In exploring reasons why women are still not proportionately represented at the leadership levels of American business, we are down to what McKinsey & Co. calls invisible “mind-sets.” These mind-sets give rise to obstacles – for women and gender diversity. Many business leaders are unconscious of these subtle habits of thought. If we become conscious of them, we can do something about them. We can lower these obstacles.
One such obstacle is what I call “unconscious images.” Like the other mind-sets (the double bind and the comfort principle) this cause is neither malicious nor intentional. Consciousness of its existence, and its impact in the workplace, can lead to inclusive behaviors and cultures.
Anyone who has been alive at least nine months has “pictures” of how certain things look. For example, if I ask you to picture a CEO (close your eyes and do that), chances are you will not have an image of a short, plump, woman of color. Most people will imagine, in fact, a lean white male. And he will be tall.

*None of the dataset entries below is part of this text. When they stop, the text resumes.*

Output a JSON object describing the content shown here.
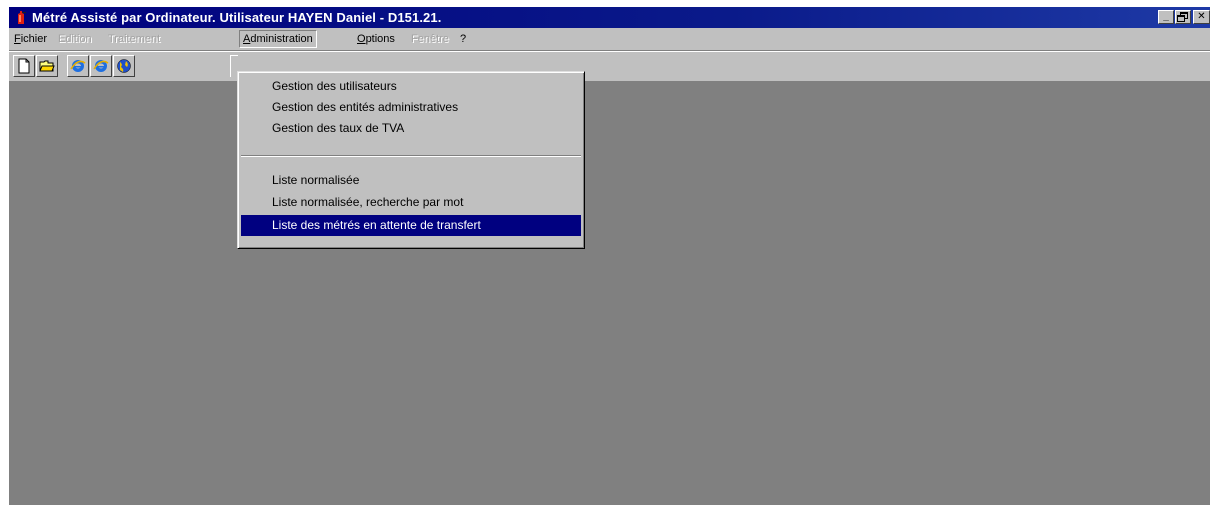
{
  "window": {
    "title": "Métré Assisté par Ordinateur. Utilisateur HAYEN Daniel - D151.21.",
    "controls": {
      "minimize": "_",
      "restore": "▫",
      "close": "✕"
    }
  },
  "menubar": {
    "items": [
      {
        "label": "Fichier",
        "accel": "F",
        "rest": "ichier",
        "enabled": true
      },
      {
        "label": "Edition",
        "enabled": false
      },
      {
        "label": "Traitement",
        "enabled": false
      },
      {
        "label": "Administration",
        "accel": "A",
        "rest": "dministration",
        "enabled": true,
        "open": true
      },
      {
        "label": "Options",
        "accel": "O",
        "rest": "ptions",
        "enabled": true
      },
      {
        "label": "Fenêtre",
        "enabled": false
      },
      {
        "label": "?",
        "enabled": true
      }
    ]
  },
  "toolbar": {
    "buttons": [
      {
        "icon": "new-document-icon"
      },
      {
        "icon": "open-folder-icon"
      },
      {
        "icon": "internet-explorer-icon"
      },
      {
        "icon": "internet-explorer-icon"
      },
      {
        "icon": "globe-icon"
      }
    ]
  },
  "dropdown": {
    "groups": [
      [
        {
          "label": "Gestion des utilisateurs"
        },
        {
          "label": "Gestion des entités administratives"
        },
        {
          "label": "Gestion des taux de TVA"
        }
      ],
      [
        {
          "label": "Liste normalisée"
        },
        {
          "label": "Liste normalisée, recherche par mot"
        },
        {
          "label": "Liste des métrés en attente de transfert",
          "selected": true
        }
      ]
    ]
  },
  "colors": {
    "titlebar": "#00007e",
    "menu_highlight": "#000080",
    "face": "#c0c0c0",
    "workspace": "#808080"
  }
}
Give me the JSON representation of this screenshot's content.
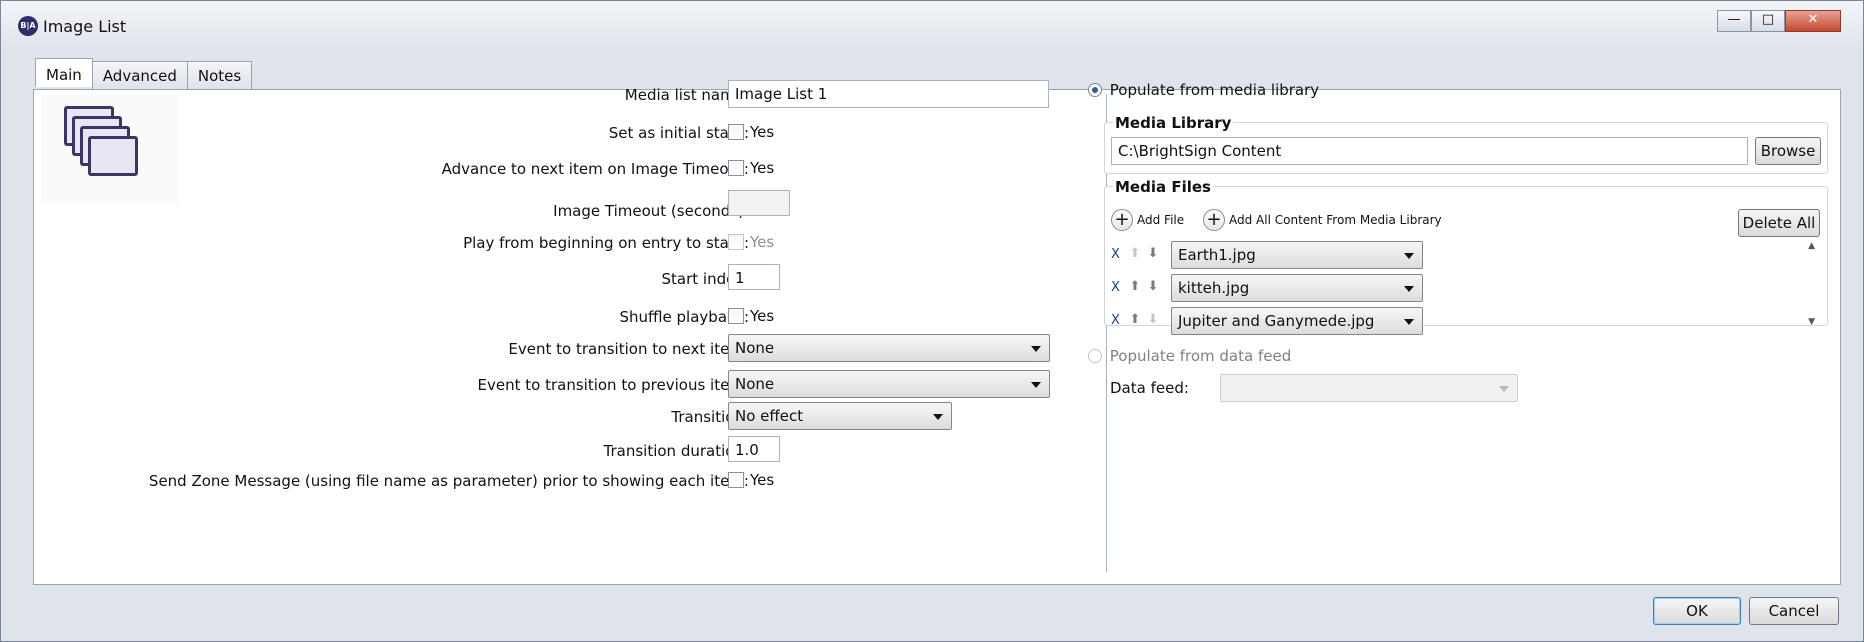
{
  "window": {
    "title": "Image List",
    "app_icon_text": "B|A"
  },
  "tabs": [
    "Main",
    "Advanced",
    "Notes"
  ],
  "fields": {
    "media_list_name": {
      "label": "Media list name:",
      "value": "Image List 1"
    },
    "set_initial": {
      "label": "Set as initial state:",
      "check_label": "Yes",
      "checked": false
    },
    "advance_next": {
      "label": "Advance to next item on Image Timeout:",
      "check_label": "Yes",
      "checked": false
    },
    "image_timeout": {
      "label": "Image Timeout (seconds):",
      "value": ""
    },
    "play_from_beginning": {
      "label": "Play from beginning on entry to state:",
      "check_label": "Yes",
      "checked": false,
      "disabled": true
    },
    "start_index": {
      "label": "Start index:",
      "value": "1"
    },
    "shuffle": {
      "label": "Shuffle playback:",
      "check_label": "Yes",
      "checked": false
    },
    "event_next": {
      "label": "Event to transition to next item:",
      "value": "None"
    },
    "event_prev": {
      "label": "Event to transition to previous item:",
      "value": "None"
    },
    "transition": {
      "label": "Transition:",
      "value": "No effect"
    },
    "transition_duration": {
      "label": "Transition duration:",
      "value": "1.0"
    },
    "send_zone": {
      "label": "Send Zone Message (using file name as parameter) prior to showing each item:",
      "check_label": "Yes",
      "checked": false
    }
  },
  "right": {
    "populate_library": {
      "label": "Populate from media library",
      "selected": true
    },
    "media_library": {
      "group_label": "Media Library",
      "path": "C:\\BrightSign Content",
      "browse_label": "Browse"
    },
    "media_files": {
      "group_label": "Media Files",
      "add_file_label": "Add File",
      "add_all_label": "Add All Content From Media Library",
      "delete_all_label": "Delete All",
      "remove_label": "X",
      "items": [
        "Earth1.jpg",
        "kitteh.jpg",
        "Jupiter and Ganymede.jpg"
      ]
    },
    "populate_feed": {
      "label": "Populate from data feed",
      "selected": false
    },
    "data_feed": {
      "label": "Data feed:",
      "value": ""
    }
  },
  "footer": {
    "ok_label": "OK",
    "cancel_label": "Cancel"
  },
  "icons": {
    "minimize": "minimize-icon",
    "maximize": "maximize-icon",
    "close": "close-icon",
    "up": "arrow-up-icon",
    "down": "arrow-down-icon",
    "add": "plus-icon"
  }
}
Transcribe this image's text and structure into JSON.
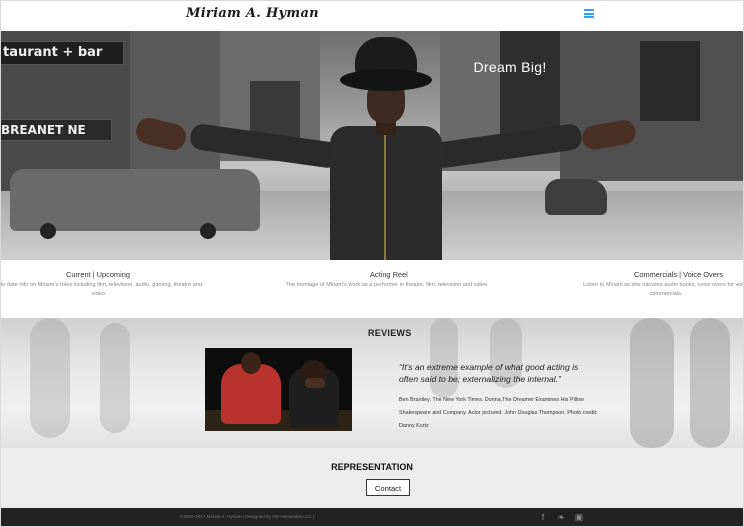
{
  "header": {
    "logo": "Miriam A. Hyman",
    "menu_icon": "hamburger-menu-icon"
  },
  "hero": {
    "title": "Dream Big!",
    "sign_text_1": "taurant + bar",
    "sign_text_2": "BREANET NE"
  },
  "features": [
    {
      "title": "Current | Upcoming",
      "text": "p to date info on Miriam's roles including film, television, audio, gaming, theatre and video."
    },
    {
      "title": "Acting Reel",
      "text": "The montage of Miriam's work as a performer in theatre, film, television and video."
    },
    {
      "title": "Commercials | Voice Overs",
      "text": "Listen to Miriam as she narrates audio books, voice overs for video commercials."
    }
  ],
  "reviews": {
    "title": "REVIEWS",
    "quote": "“It's an extreme example of what good acting is often said to be; externalizing the internal.”",
    "credit": "Ben Brantley, The New York Times. Donna,The Dreamer Examines His Pillow Shakespeare and Company. Actor pictured: John Douglas Thompson. Photo credit: Danny Kurtz"
  },
  "representation": {
    "title": "REPRESENTATION",
    "button": "Contact"
  },
  "footer": {
    "text": "©2016-2017 Miriam A. Hyman | Designed by AM Associates LLC |",
    "social": [
      {
        "icon": "facebook-icon",
        "glyph": "f"
      },
      {
        "icon": "twitter-icon",
        "glyph": "❧"
      },
      {
        "icon": "instagram-icon",
        "glyph": "▣"
      }
    ]
  },
  "colors": {
    "accent": "#2ea3f2",
    "footer_bg": "#222222"
  }
}
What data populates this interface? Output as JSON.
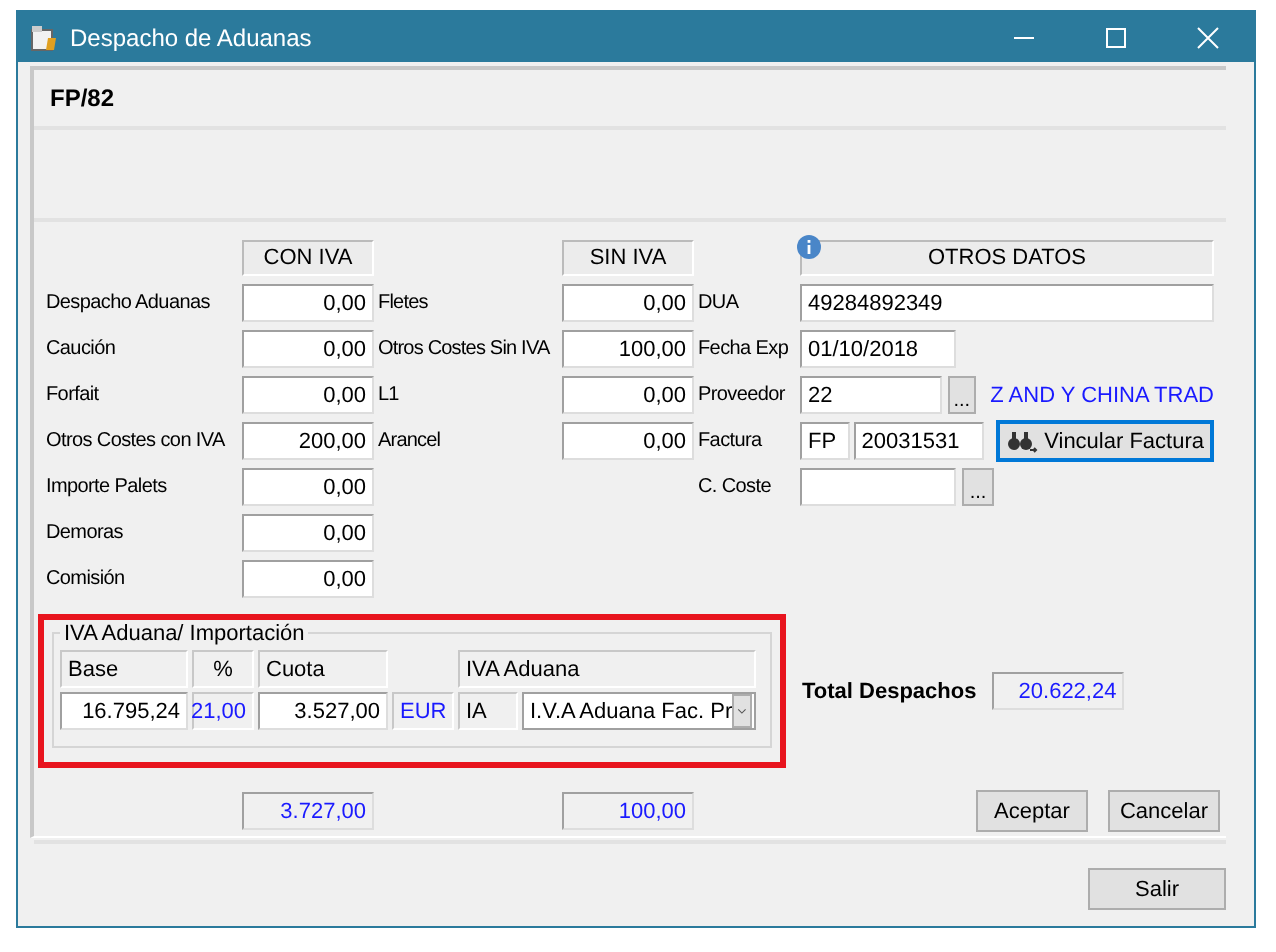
{
  "window": {
    "title": "Despacho de Aduanas"
  },
  "header": {
    "code": "FP/82"
  },
  "column_headers": [
    "CON IVA",
    "SIN IVA",
    "OTROS DATOS"
  ],
  "con_iva": [
    {
      "label": "Despacho Aduanas",
      "value": "0,00"
    },
    {
      "label": "Caución",
      "value": "0,00"
    },
    {
      "label": "Forfait",
      "value": "0,00"
    },
    {
      "label": "Otros Costes con IVA",
      "value": "200,00"
    },
    {
      "label": "Importe Palets",
      "value": "0,00"
    },
    {
      "label": "Demoras",
      "value": "0,00"
    },
    {
      "label": "Comisión",
      "value": "0,00"
    }
  ],
  "sin_iva": [
    {
      "label": "Fletes",
      "value": "0,00"
    },
    {
      "label": "Otros Costes Sin IVA",
      "value": "100,00"
    },
    {
      "label": "L1",
      "value": "0,00"
    },
    {
      "label": "Arancel",
      "value": "0,00"
    }
  ],
  "otros_datos": [
    {
      "kind": "wide_field",
      "label": "DUA",
      "value": "49284892349"
    },
    {
      "kind": "field",
      "label": "Fecha Exp",
      "value": "01/10/2018"
    },
    {
      "kind": "lookup",
      "label": "Proveedor",
      "value": "22",
      "button": "...",
      "note": "Z AND Y CHINA TRAD"
    },
    {
      "kind": "invoice",
      "label": "Factura",
      "series": "FP",
      "number": "20031531",
      "button": "Vincular Factura"
    },
    {
      "kind": "lookup",
      "label": "C. Coste",
      "button": "..."
    }
  ],
  "iva_aduana": {
    "title": "IVA Aduana/ Importación",
    "columns": [
      "Base",
      "%",
      "Cuota",
      "IVA Aduana"
    ],
    "base": "16.795,24",
    "percent": "21,00",
    "cuota": "3.527,00",
    "currency": "EUR",
    "code": "IA",
    "type": "I.V.A Aduana Fac. Pr"
  },
  "total_despachos": {
    "label": "Total Despachos",
    "value": "20.622,24"
  },
  "totals": {
    "con_iva": "3.727,00",
    "sin_iva": "100,00"
  },
  "buttons": [
    "Aceptar",
    "Cancelar"
  ],
  "exit_button": "Salir"
}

One study says that the average Fortune 500 CEO is over 6 feet tall, 2-3 inches taller than the average man!
If business leaders share this “white male” image of power and success, but are unconscious of it, there are advantages for people who fit this image. If someone “looks the part,” he may be more likely to get to try out for the role. When thinking about whom to consider for an important project or promotion, someone who “looks the part” is more likely to come to mind than someone who does not.
This is about more than appearance. Styles of leadership either do or do not fit the historical image, which includes “leading from the front.” Someone who leads collaboratively may be seen as lacking leadership, despite great team results. A talented person who does not “look the part,” is more likely to be overlooked. There may be more focus on how this person acts than on actual contributions. The boss cannot imagine this person at the next level.
This unconscious mind-set underlies the reality – or at least perception – that men get promoted based on potential while women get promoted only by proving their abilities through accomplishments.
I do not believe we can eradicate our unconscious images. The goal is to make leaders aware of them so they can monitor their impact and make more enlightened choices in making assignments and promotions. Leaders can stop and check themselves. Am I considering this person for the promotion because he or she “looks the part”? Might someone who does not actually have better skills?
Have you seen examples of unconscious images keeping women back?